I was talking to my close friend and confidant Lars Ulrich* the other day. Our discussion turned to societal norms and he explained to me how Through The Never was originally a protest song demanding that Cheestrings™ be made from the Default Cheese, “twisting, turning through the cheddar”. He beat out the words with a small, somewhat undistinguished yellow Lego construct of his own design. “I love cheese, man,” he said.
Inspired by his percussive prowess, I went on to make a normative claim about the Default Lego block, which I assert is the two-by-four.
“Actually, is that what the song ‘2×4‘ is about, Lars?” I asked him.
“I can’t hear ya, dude,” he replied.
*not the Lars Ulrich, surprisingly
Mention Lego in a group over a certain age and up goes the cri de coeur lamenting the restrictiveness of modern blocks.
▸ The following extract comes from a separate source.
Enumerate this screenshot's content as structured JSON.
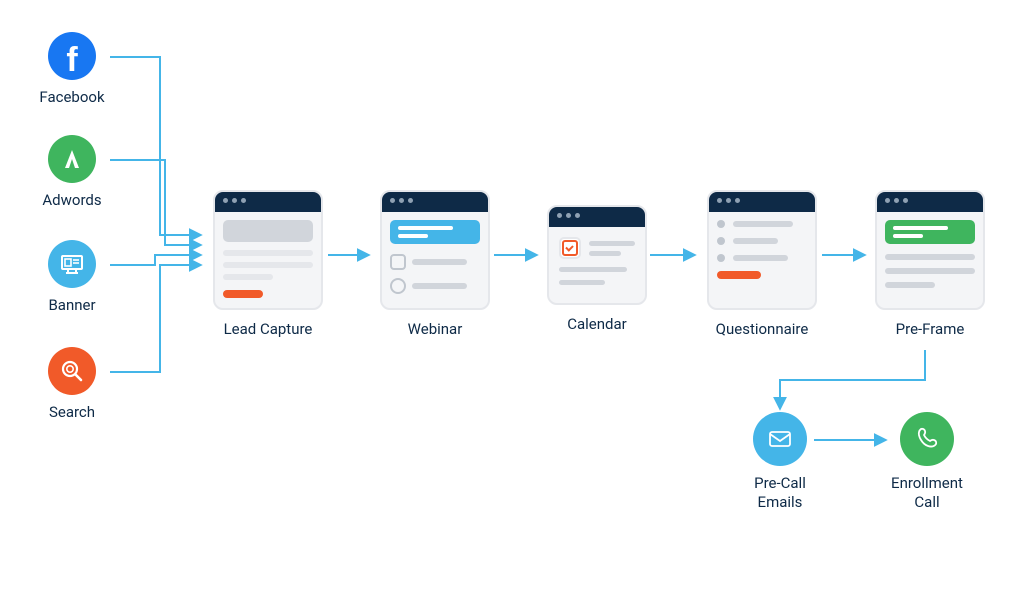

Whatever my sympathies, this post is not that post. I merely want to celebrate the versatility of the classic 2×4 [x3] block, which frees the imaginative builder to create anything their mind might conjure – a (battle)ship, a cinema, Optimus Prime, Laserbeak or Blue Cheese Soundwave.
There’s a reason why so many off-brand, compatible Konnektink-Bloxx (be they the ones from my childhood or the varieties available now) especially choose to mass produce the 2×4 block. It is Lego, all of the toy’s virtues are in that simple design.
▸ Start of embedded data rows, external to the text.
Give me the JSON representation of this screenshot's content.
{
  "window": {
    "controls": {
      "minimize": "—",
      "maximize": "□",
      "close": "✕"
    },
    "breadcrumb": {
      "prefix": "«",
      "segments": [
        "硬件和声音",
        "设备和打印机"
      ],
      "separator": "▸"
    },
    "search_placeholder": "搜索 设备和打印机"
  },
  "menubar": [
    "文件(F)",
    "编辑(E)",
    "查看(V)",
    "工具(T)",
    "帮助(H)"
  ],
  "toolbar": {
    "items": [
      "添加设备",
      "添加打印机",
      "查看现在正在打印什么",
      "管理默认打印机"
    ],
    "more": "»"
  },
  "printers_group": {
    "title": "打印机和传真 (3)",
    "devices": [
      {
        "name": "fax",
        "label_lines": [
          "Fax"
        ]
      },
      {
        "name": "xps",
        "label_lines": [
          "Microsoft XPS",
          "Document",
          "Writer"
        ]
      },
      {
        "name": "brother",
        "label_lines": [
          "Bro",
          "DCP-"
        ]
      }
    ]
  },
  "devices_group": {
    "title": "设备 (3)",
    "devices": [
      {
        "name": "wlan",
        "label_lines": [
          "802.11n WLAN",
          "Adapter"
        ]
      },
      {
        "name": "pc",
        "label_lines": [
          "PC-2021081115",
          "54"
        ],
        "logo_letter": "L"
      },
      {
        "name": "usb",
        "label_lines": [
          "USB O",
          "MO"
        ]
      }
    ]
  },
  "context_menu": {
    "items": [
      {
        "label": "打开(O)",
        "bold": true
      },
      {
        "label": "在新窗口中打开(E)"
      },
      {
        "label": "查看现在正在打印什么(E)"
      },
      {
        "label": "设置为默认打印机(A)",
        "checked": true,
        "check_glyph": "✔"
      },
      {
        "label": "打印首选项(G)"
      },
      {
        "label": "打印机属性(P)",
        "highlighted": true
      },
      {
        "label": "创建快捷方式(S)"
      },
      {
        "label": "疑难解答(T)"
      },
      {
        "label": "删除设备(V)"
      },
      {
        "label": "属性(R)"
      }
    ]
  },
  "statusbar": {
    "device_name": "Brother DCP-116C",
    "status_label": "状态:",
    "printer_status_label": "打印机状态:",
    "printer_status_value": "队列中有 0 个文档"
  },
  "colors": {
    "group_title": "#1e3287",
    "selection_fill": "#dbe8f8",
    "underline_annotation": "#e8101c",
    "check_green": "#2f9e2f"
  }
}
WIBIL #7: starting to put together 2×4 Lego-style bricks and only then deciding what you’re actually building is best in life